● WHAT YOU ARE ASKED TO DO: In the entries below, count the lines that contain the word "shortcut" and give only that number.

● INFORMATION SUPPLIED:
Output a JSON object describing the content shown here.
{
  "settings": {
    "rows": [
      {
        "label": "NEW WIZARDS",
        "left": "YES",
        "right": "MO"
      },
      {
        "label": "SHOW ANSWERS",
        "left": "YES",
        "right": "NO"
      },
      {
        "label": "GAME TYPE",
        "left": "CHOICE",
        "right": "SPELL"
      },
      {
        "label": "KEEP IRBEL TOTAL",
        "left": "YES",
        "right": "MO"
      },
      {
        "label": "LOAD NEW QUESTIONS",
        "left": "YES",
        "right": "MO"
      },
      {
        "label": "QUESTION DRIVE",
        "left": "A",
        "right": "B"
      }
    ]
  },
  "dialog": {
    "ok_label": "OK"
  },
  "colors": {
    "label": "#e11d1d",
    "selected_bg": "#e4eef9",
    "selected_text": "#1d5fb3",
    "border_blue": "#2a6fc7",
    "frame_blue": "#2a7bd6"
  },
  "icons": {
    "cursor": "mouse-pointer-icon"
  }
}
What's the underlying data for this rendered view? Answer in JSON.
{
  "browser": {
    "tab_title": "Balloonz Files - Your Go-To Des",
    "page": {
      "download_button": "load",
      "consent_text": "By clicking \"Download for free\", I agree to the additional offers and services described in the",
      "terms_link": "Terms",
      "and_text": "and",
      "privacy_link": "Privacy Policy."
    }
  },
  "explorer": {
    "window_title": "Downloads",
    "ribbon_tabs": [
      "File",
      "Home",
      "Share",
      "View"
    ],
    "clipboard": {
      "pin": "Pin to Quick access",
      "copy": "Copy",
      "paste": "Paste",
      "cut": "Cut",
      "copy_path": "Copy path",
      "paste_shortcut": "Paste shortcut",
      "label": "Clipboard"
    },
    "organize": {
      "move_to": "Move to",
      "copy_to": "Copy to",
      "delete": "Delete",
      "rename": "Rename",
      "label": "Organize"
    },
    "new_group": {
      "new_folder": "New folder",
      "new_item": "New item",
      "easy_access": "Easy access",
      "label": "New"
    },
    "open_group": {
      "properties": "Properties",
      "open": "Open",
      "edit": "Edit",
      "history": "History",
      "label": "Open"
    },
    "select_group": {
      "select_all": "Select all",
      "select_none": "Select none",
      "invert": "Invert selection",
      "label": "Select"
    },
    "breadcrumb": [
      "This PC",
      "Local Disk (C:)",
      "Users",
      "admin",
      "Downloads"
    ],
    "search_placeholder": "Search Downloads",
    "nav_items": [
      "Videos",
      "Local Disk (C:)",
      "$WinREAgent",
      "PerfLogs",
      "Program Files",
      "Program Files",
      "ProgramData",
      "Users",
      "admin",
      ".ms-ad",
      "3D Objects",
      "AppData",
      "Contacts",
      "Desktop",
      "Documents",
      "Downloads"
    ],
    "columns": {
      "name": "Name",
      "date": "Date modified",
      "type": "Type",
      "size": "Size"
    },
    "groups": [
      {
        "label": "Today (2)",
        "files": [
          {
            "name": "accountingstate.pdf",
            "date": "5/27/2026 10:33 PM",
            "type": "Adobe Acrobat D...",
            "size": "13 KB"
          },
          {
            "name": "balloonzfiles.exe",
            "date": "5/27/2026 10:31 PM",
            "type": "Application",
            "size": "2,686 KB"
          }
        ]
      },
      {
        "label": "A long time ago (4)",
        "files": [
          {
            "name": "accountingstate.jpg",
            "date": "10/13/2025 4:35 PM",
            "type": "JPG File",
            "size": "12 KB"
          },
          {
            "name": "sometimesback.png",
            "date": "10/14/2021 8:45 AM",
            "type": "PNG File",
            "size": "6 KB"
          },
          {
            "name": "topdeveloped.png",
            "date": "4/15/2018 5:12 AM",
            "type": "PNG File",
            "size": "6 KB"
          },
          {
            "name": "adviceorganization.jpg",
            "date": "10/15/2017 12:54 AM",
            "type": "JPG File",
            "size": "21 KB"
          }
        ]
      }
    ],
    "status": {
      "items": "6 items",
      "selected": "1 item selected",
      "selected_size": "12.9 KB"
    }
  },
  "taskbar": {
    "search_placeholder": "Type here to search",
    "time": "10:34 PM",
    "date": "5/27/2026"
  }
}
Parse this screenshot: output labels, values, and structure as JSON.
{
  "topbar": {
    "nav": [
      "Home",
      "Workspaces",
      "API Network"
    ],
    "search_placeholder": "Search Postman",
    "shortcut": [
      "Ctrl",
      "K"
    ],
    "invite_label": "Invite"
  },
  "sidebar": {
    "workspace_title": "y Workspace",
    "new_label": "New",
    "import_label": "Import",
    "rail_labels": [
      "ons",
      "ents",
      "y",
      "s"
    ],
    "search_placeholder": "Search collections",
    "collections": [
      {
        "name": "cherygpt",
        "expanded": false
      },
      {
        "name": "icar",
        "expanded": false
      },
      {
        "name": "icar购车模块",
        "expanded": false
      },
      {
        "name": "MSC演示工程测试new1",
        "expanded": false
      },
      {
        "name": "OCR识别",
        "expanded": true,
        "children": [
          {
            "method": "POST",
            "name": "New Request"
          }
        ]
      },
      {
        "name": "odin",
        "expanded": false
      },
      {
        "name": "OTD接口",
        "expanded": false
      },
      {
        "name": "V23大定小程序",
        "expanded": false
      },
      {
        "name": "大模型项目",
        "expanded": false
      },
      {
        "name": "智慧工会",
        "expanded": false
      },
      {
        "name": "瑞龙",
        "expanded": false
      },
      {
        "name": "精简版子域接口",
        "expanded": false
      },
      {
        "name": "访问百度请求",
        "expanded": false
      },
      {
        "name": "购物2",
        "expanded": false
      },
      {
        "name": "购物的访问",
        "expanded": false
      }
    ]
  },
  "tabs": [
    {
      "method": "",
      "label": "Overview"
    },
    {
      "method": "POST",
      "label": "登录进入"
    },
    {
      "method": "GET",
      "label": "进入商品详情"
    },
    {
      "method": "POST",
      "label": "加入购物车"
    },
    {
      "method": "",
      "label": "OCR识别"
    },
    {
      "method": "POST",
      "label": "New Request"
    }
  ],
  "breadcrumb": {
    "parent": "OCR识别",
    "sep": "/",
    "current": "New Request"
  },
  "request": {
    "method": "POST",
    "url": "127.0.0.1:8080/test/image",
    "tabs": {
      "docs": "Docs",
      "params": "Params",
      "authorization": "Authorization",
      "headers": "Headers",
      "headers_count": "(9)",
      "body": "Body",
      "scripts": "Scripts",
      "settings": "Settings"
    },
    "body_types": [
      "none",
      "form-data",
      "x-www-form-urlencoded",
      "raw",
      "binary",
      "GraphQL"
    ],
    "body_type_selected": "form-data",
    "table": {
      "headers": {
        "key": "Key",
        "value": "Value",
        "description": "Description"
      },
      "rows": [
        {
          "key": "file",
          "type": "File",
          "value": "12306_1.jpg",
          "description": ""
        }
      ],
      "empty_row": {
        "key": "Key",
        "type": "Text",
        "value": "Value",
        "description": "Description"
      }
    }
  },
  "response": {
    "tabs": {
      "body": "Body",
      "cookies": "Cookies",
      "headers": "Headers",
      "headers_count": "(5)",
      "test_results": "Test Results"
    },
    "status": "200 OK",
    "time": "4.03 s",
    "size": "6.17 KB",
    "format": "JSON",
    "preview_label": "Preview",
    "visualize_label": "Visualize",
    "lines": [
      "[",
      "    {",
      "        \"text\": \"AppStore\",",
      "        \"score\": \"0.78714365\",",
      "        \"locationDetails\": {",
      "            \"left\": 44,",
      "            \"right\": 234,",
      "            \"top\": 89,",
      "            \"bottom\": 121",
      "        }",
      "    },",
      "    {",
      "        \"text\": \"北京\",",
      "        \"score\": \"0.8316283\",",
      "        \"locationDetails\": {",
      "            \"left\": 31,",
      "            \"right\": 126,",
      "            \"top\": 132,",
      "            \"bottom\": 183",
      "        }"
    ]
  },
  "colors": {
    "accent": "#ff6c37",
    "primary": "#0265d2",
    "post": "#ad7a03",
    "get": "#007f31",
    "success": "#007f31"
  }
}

● EXPECTED OUTPUT: 2